-- Data extracts follows --

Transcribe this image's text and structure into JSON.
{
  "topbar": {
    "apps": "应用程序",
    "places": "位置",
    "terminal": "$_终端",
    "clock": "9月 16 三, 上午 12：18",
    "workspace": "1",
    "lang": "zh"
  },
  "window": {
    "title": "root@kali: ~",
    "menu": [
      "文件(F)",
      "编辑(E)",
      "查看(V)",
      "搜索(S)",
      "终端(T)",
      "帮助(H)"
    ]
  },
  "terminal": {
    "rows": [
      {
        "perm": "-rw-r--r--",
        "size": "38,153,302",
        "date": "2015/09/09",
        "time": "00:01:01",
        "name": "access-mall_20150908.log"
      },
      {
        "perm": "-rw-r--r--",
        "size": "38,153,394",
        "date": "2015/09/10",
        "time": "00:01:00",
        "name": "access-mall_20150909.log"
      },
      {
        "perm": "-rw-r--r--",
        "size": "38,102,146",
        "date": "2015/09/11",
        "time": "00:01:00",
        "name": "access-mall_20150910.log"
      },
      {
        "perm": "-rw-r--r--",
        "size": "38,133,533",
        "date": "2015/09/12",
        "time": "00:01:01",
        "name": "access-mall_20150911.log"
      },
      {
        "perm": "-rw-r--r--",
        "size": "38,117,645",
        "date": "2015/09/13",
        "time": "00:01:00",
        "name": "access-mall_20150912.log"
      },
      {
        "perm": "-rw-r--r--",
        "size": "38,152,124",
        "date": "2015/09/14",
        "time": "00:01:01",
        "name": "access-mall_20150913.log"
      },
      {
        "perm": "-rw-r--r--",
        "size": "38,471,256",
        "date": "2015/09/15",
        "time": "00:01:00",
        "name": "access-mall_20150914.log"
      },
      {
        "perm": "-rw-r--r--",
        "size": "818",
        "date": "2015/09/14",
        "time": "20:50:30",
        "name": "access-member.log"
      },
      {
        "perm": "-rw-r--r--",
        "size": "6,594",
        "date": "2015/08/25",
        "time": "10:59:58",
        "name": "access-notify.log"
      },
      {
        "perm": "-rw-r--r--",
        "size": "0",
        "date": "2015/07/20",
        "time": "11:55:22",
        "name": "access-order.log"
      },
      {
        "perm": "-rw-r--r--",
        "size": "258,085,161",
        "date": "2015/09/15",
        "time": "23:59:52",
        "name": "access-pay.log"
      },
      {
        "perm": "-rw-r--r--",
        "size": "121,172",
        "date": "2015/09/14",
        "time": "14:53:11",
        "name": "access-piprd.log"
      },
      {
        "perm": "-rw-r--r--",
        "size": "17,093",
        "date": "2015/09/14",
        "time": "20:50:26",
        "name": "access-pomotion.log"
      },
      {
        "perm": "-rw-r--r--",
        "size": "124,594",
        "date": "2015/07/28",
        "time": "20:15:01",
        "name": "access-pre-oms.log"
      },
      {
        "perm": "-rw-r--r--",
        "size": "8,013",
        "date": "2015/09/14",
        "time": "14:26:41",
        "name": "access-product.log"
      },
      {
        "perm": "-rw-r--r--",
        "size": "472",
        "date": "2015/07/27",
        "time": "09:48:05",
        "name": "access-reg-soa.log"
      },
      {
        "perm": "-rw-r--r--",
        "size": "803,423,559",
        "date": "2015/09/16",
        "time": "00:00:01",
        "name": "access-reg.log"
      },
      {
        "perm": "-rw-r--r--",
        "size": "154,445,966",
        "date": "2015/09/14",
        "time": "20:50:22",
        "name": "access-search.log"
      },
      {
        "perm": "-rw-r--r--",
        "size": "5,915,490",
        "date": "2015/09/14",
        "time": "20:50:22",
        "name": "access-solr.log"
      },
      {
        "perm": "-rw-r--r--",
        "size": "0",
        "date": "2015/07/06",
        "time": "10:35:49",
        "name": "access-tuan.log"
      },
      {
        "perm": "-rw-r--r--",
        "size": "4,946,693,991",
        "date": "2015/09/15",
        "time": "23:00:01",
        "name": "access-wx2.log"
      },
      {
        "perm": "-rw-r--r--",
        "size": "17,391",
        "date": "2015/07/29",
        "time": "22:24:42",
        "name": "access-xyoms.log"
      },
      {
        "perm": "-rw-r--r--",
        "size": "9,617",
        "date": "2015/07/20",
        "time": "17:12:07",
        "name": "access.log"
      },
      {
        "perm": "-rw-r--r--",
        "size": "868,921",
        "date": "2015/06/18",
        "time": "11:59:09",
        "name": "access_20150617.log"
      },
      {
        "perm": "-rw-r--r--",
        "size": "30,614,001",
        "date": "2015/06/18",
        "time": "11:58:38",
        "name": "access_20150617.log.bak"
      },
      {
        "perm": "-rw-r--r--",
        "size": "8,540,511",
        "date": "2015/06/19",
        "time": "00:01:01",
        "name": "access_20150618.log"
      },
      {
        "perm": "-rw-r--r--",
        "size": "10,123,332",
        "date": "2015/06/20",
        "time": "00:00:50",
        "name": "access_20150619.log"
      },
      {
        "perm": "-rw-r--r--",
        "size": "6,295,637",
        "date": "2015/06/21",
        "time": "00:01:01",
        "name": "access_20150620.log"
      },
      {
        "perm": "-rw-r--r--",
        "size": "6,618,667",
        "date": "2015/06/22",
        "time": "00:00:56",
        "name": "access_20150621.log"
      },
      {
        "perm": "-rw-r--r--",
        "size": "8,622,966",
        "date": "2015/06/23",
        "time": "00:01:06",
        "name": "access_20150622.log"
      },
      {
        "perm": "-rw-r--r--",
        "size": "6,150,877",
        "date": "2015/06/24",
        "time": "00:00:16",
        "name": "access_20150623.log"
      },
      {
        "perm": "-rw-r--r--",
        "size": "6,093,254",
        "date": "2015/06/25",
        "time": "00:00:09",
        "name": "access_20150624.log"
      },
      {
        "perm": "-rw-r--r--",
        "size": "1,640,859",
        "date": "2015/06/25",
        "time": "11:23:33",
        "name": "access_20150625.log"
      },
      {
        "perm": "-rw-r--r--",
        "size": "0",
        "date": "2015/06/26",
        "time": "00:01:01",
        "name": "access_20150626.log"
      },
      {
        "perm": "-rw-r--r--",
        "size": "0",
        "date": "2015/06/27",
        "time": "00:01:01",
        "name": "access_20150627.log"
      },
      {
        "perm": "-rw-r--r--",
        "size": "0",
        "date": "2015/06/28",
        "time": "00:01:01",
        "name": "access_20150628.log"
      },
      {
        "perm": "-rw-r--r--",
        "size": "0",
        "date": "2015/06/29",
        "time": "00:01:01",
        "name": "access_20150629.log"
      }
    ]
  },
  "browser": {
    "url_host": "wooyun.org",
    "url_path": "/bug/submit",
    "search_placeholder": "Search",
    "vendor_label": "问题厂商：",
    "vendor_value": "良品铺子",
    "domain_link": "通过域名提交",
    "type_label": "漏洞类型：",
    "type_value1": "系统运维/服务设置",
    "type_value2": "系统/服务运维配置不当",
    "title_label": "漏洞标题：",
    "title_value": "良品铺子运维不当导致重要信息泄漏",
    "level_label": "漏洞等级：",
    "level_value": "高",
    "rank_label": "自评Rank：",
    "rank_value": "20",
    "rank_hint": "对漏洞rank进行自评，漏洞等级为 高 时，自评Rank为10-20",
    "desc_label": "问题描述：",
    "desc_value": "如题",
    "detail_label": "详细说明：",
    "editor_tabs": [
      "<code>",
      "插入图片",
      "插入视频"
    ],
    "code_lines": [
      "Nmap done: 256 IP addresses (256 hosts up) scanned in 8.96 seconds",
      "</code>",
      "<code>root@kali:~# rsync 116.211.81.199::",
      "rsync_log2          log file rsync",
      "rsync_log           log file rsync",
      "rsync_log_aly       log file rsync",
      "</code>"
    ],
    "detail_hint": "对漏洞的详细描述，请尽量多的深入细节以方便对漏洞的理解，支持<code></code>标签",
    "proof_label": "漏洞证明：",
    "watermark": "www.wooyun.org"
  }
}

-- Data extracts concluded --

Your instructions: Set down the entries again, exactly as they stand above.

Task result:
Transcribe this image's text and structure into JSON.
{
  "topbar": {
    "apps": "应用程序",
    "places": "位置",
    "terminal": "$_终端",
    "clock": "9月 16 三, 上午 12：18",
    "workspace": "1",
    "lang": "zh"
  },
  "window": {
    "title": "root@kali: ~",
    "menu": [
      "文件(F)",
      "编辑(E)",
      "查看(V)",
      "搜索(S)",
      "终端(T)",
      "帮助(H)"
    ]
  },
  "terminal": {
    "rows": [
      {
        "perm": "-rw-r--r--",
        "size": "38,153,302",
        "date": "2015/09/09",
        "time": "00:01:01",
        "name": "access-mall_20150908.log"
      },
      {
        "perm": "-rw-r--r--",
        "size": "38,153,394",
        "date": "2015/09/10",
        "time": "00:01:00",
        "name": "access-mall_20150909.log"
      },
      {
        "perm": "-rw-r--r--",
        "size": "38,102,146",
        "date": "2015/09/11",
        "time": "00:01:00",
        "name": "access-mall_20150910.log"
      },
      {
        "perm": "-rw-r--r--",
        "size": "38,133,533",
        "date": "2015/09/12",
        "time": "00:01:01",
        "name": "access-mall_20150911.log"
      },
      {
        "perm": "-rw-r--r--",
        "size": "38,117,645",
        "date": "2015/09/13",
        "time": "00:01:00",
        "name": "access-mall_20150912.log"
      },
      {
        "perm": "-rw-r--r--",
        "size": "38,152,124",
        "date": "2015/09/14",
        "time": "00:01:01",
        "name": "access-mall_20150913.log"
      },
      {
        "perm": "-rw-r--r--",
        "size": "38,471,256",
        "date": "2015/09/15",
        "time": "00:01:00",
        "name": "access-mall_20150914.log"
      },
      {
        "perm": "-rw-r--r--",
        "size": "818",
        "date": "2015/09/14",
        "time": "20:50:30",
        "name": "access-member.log"
      },
      {
        "perm": "-rw-r--r--",
        "size": "6,594",
        "date": "2015/08/25",
        "time": "10:59:58",
        "name": "access-notify.log"
      },
      {
        "perm": "-rw-r--r--",
        "size": "0",
        "date": "2015/07/20",
        "time": "11:55:22",
        "name": "access-order.log"
      },
      {
        "perm": "-rw-r--r--",
        "size": "258,085,161",
        "date": "2015/09/15",
        "time": "23:59:52",
        "name": "access-pay.log"
      },
      {
        "perm": "-rw-r--r--",
        "size": "121,172",
        "date": "2015/09/14",
        "time": "14:53:11",
        "name": "access-piprd.log"
      },
      {
        "perm": "-rw-r--r--",
        "size": "17,093",
        "date": "2015/09/14",
        "time": "20:50:26",
        "name": "access-pomotion.log"
      },
      {
        "perm": "-rw-r--r--",
        "size": "124,594",
        "date": "2015/07/28",
        "time": "20:15:01",
        "name": "access-pre-oms.log"
      },
      {
        "perm": "-rw-r--r--",
        "size": "8,013",
        "date": "2015/09/14",
        "time": "14:26:41",
        "name": "access-product.log"
      },
      {
        "perm": "-rw-r--r--",
        "size": "472",
        "date": "2015/07/27",
        "time": "09:48:05",
        "name": "access-reg-soa.log"
      },
      {
        "perm": "-rw-r--r--",
        "size": "803,423,559",
        "date": "2015/09/16",
        "time": "00:00:01",
        "name": "access-reg.log"
      },
      {
        "perm": "-rw-r--r--",
        "size": "154,445,966",
        "date": "2015/09/14",
        "time": "20:50:22",
        "name": "access-search.log"
      },
      {
        "perm": "-rw-r--r--",
        "size": "5,915,490",
        "date": "2015/09/14",
        "time": "20:50:22",
        "name": "access-solr.log"
      },
      {
        "perm": "-rw-r--r--",
        "size": "0",
        "date": "2015/07/06",
        "time": "10:35:49",
        "name": "access-tuan.log"
      },
      {
        "perm": "-rw-r--r--",
        "size": "4,946,693,991",
        "date": "2015/09/15",
        "time": "23:00:01",
        "name": "access-wx2.log"
      },
      {
        "perm": "-rw-r--r--",
        "size": "17,391",
        "date": "2015/07/29",
        "time": "22:24:42",
        "name": "access-xyoms.log"
      },
      {
        "perm": "-rw-r--r--",
        "size": "9,617",
        "date": "2015/07/20",
        "time": "17:12:07",
        "name": "access.log"
      },
      {
        "perm": "-rw-r--r--",
        "size": "868,921",
        "date": "2015/06/18",
        "time": "11:59:09",
        "name": "access_20150617.log"
      },
      {
        "perm": "-rw-r--r--",
        "size": "30,614,001",
        "date": "2015/06/18",
        "time": "11:58:38",
        "name": "access_20150617.log.bak"
      },
      {
        "perm": "-rw-r--r--",
        "size": "8,540,511",
        "date": "2015/06/19",
        "time": "00:01:01",
        "name": "access_20150618.log"
      },
      {
        "perm": "-rw-r--r--",
        "size": "10,123,332",
        "date": "2015/06/20",
        "time": "00:00:50",
        "name": "access_20150619.log"
      },
      {
        "perm": "-rw-r--r--",
        "size": "6,295,637",
        "date": "2015/06/21",
        "time": "00:01:01",
        "name": "access_20150620.log"
      },
      {
        "perm": "-rw-r--r--",
        "size": "6,618,667",
        "date": "2015/06/22",
        "time": "00:00:56",
        "name": "access_20150621.log"
      },
      {
        "perm": "-rw-r--r--",
        "size": "8,622,966",
        "date": "2015/06/23",
        "time": "00:01:06",
        "name": "access_20150622.log"
      },
      {
        "perm": "-rw-r--r--",
        "size": "6,150,877",
        "date": "2015/06/24",
        "time": "00:00:16",
        "name": "access_20150623.log"
      },
      {
        "perm": "-rw-r--r--",
        "size": "6,093,254",
        "date": "2015/06/25",
        "time": "00:00:09",
        "name": "access_20150624.log"
      },
      {
        "perm": "-rw-r--r--",
        "size": "1,640,859",
        "date": "2015/06/25",
        "time": "11:23:33",
        "name": "access_20150625.log"
      },
      {
        "perm": "-rw-r--r--",
        "size": "0",
        "date": "2015/06/26",
        "time": "00:01:01",
        "name": "access_20150626.log"
      },
      {
        "perm": "-rw-r--r--",
        "size": "0",
        "date": "2015/06/27",
        "time": "00:01:01",
        "name": "access_20150627.log"
      },
      {
        "perm": "-rw-r--r--",
        "size": "0",
        "date": "2015/06/28",
        "time": "00:01:01",
        "name": "access_20150628.log"
      },
      {
        "perm": "-rw-r--r--",
        "size": "0",
        "date": "2015/06/29",
        "time": "00:01:01",
        "name": "access_20150629.log"
      }
    ]
  },
  "browser": {
    "url_host": "wooyun.org",
    "url_path": "/bug/submit",
    "search_placeholder": "Search",
    "vendor_label": "问题厂商：",
    "vendor_value": "良品铺子",
    "domain_link": "通过域名提交",
    "type_label": "漏洞类型：",
    "type_value1": "系统运维/服务设置",
    "type_value2": "系统/服务运维配置不当",
    "title_label": "漏洞标题：",
    "title_value": "良品铺子运维不当导致重要信息泄漏",
    "level_label": "漏洞等级：",
    "level_value": "高",
    "rank_label": "自评Rank：",
    "rank_value": "20",
    "rank_hint": "对漏洞rank进行自评，漏洞等级为 高 时，自评Rank为10-20",
    "desc_label": "问题描述：",
    "desc_value": "如题",
    "detail_label": "详细说明：",
    "editor_tabs": [
      "<code>",
      "插入图片",
      "插入视频"
    ],
    "code_lines": [
      "Nmap done: 256 IP addresses (256 hosts up) scanned in 8.96 seconds",
      "</code>",
      "<code>root@kali:~# rsync 116.211.81.199::",
      "rsync_log2          log file rsync",
      "rsync_log           log file rsync",
      "rsync_log_aly       log file rsync",
      "</code>"
    ],
    "detail_hint": "对漏洞的详细描述，请尽量多的深入细节以方便对漏洞的理解，支持<code></code>标签",
    "proof_label": "漏洞证明：",
    "watermark": "www.wooyun.org"
  }
}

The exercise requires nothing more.